== Segment start ==

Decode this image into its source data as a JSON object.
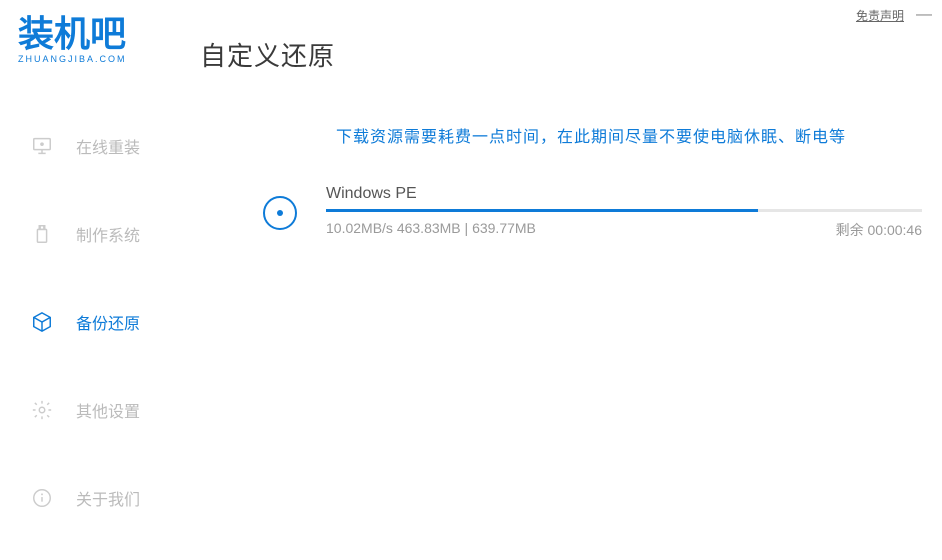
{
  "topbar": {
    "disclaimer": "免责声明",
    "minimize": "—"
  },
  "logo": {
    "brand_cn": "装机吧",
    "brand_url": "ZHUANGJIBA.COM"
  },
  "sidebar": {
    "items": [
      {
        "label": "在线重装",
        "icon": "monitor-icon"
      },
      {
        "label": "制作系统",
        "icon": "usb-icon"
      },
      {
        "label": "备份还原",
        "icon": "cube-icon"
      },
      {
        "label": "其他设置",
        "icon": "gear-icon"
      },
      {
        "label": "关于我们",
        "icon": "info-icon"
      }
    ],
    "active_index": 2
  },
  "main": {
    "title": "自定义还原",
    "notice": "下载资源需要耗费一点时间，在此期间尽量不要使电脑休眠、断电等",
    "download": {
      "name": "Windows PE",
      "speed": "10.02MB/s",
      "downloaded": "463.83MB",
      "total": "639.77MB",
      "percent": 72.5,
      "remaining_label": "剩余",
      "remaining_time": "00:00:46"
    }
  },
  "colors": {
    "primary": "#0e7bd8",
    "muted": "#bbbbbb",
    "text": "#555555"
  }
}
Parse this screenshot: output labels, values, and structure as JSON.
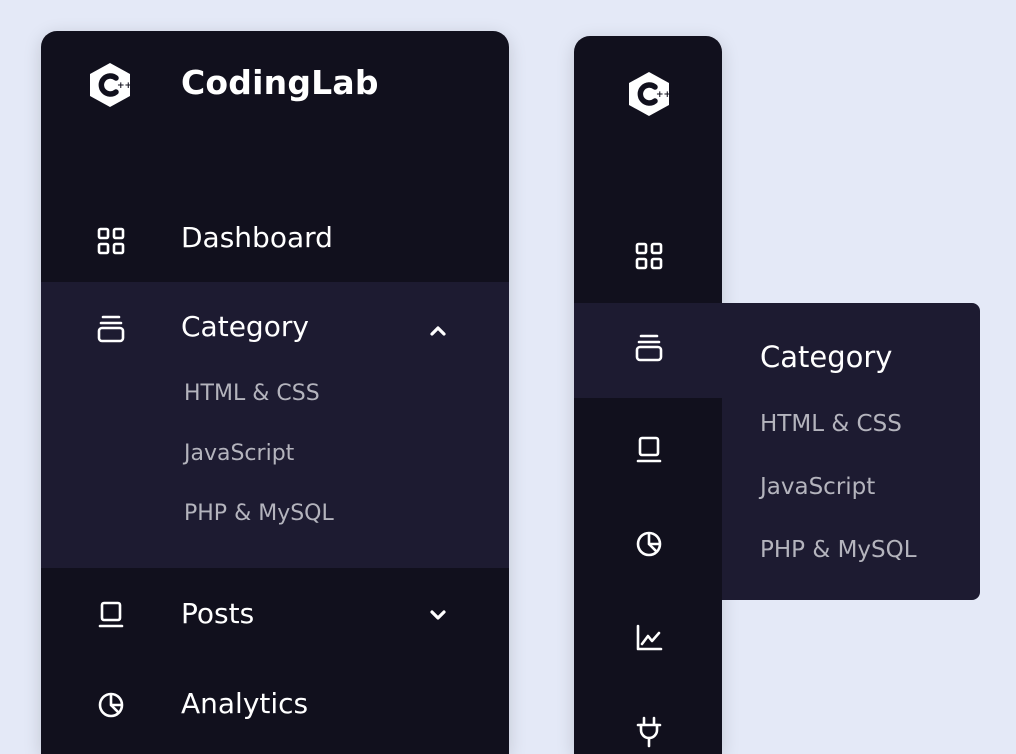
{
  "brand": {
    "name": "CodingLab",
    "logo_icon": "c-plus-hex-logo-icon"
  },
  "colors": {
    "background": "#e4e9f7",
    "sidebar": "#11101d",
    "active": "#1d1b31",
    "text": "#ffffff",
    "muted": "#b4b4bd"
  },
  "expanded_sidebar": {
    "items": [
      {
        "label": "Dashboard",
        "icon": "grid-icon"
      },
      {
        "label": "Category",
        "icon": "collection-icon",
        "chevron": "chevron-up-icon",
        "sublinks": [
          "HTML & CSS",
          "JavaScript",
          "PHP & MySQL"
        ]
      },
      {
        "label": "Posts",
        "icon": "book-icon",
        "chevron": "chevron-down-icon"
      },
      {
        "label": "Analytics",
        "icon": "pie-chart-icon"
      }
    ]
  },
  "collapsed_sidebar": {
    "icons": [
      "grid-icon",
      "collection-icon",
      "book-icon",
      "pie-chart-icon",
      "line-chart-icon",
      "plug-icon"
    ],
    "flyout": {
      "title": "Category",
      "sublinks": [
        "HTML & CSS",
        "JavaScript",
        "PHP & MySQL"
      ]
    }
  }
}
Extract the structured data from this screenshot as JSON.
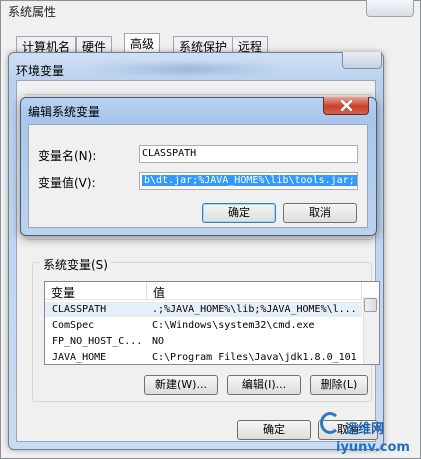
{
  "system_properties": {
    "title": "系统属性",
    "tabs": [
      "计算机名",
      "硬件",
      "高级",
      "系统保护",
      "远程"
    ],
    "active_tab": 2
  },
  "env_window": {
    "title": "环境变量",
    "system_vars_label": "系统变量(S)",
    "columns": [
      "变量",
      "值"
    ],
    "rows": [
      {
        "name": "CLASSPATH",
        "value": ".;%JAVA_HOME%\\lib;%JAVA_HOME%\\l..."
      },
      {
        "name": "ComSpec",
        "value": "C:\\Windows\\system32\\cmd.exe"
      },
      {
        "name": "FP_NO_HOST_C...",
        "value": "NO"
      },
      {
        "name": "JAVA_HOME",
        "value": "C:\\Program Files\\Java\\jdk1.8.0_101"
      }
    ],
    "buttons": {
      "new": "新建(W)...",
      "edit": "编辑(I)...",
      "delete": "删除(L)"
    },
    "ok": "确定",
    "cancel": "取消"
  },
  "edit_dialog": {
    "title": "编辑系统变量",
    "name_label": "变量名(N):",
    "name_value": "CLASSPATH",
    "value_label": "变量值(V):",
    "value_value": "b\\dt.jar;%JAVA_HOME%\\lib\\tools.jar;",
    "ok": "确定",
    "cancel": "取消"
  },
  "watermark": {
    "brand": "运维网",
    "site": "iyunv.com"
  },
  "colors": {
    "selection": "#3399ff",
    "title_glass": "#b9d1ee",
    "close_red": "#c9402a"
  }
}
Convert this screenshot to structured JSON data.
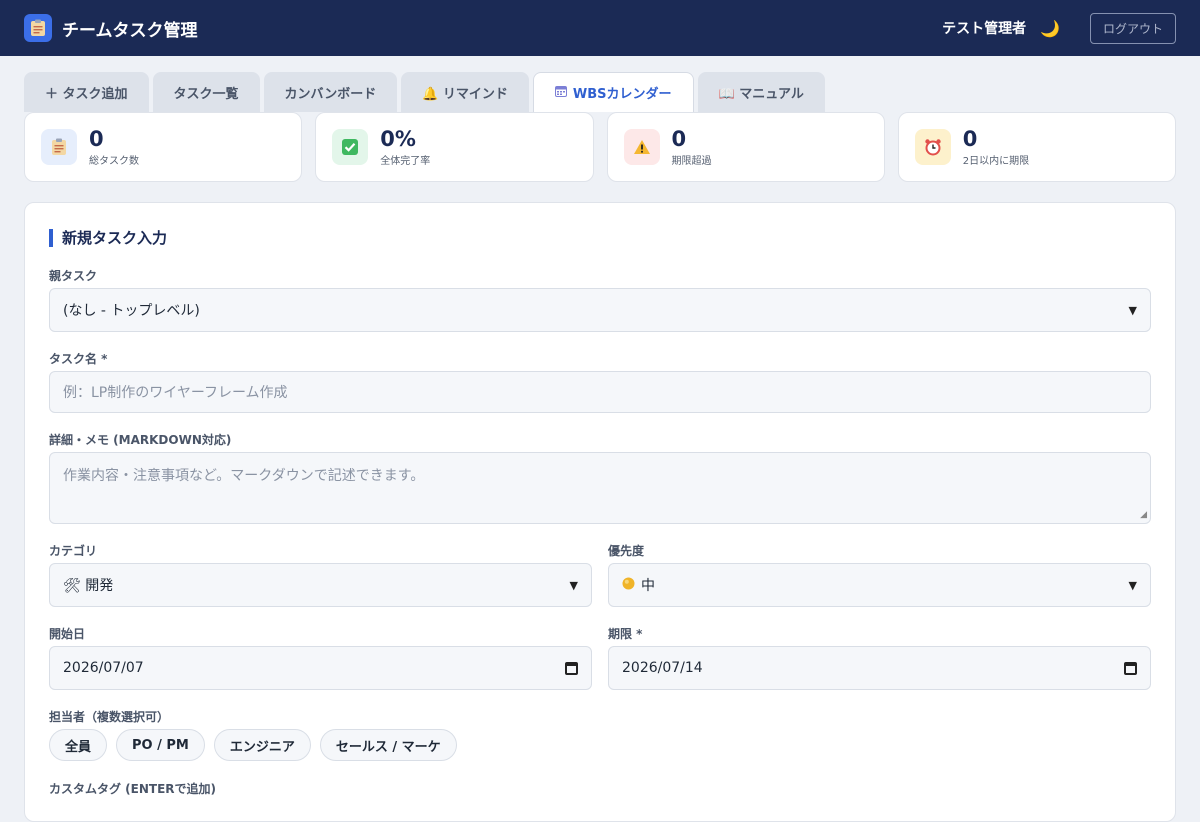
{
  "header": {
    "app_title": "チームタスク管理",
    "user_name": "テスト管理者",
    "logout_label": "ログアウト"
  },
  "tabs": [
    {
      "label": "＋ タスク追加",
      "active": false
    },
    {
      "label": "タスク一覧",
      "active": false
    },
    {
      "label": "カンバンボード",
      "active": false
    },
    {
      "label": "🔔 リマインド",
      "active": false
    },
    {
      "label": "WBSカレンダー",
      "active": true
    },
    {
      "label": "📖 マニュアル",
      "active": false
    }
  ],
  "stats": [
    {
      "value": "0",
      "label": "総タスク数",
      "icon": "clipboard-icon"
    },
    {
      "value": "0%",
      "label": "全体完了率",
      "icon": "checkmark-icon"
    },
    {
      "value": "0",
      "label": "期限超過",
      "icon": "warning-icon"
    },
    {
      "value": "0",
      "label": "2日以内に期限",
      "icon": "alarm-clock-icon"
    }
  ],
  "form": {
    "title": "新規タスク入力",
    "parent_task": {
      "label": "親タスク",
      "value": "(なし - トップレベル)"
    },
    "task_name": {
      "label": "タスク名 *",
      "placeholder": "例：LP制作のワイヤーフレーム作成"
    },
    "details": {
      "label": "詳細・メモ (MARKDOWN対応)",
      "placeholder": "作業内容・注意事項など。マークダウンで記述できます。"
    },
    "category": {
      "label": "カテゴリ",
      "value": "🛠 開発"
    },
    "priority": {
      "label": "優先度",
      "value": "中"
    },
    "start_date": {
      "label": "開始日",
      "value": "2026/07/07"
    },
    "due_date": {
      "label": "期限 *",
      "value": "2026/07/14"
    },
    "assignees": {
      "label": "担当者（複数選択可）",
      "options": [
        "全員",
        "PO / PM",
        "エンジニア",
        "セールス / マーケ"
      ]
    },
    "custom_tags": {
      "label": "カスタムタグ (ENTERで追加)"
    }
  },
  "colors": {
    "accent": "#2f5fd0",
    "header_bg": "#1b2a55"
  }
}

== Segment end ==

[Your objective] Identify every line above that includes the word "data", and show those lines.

[Output below]
Decode this image into its source data as a JSON object.
Extract the structured data from this screenshot as JSON.
Convert this screenshot to structured JSON data.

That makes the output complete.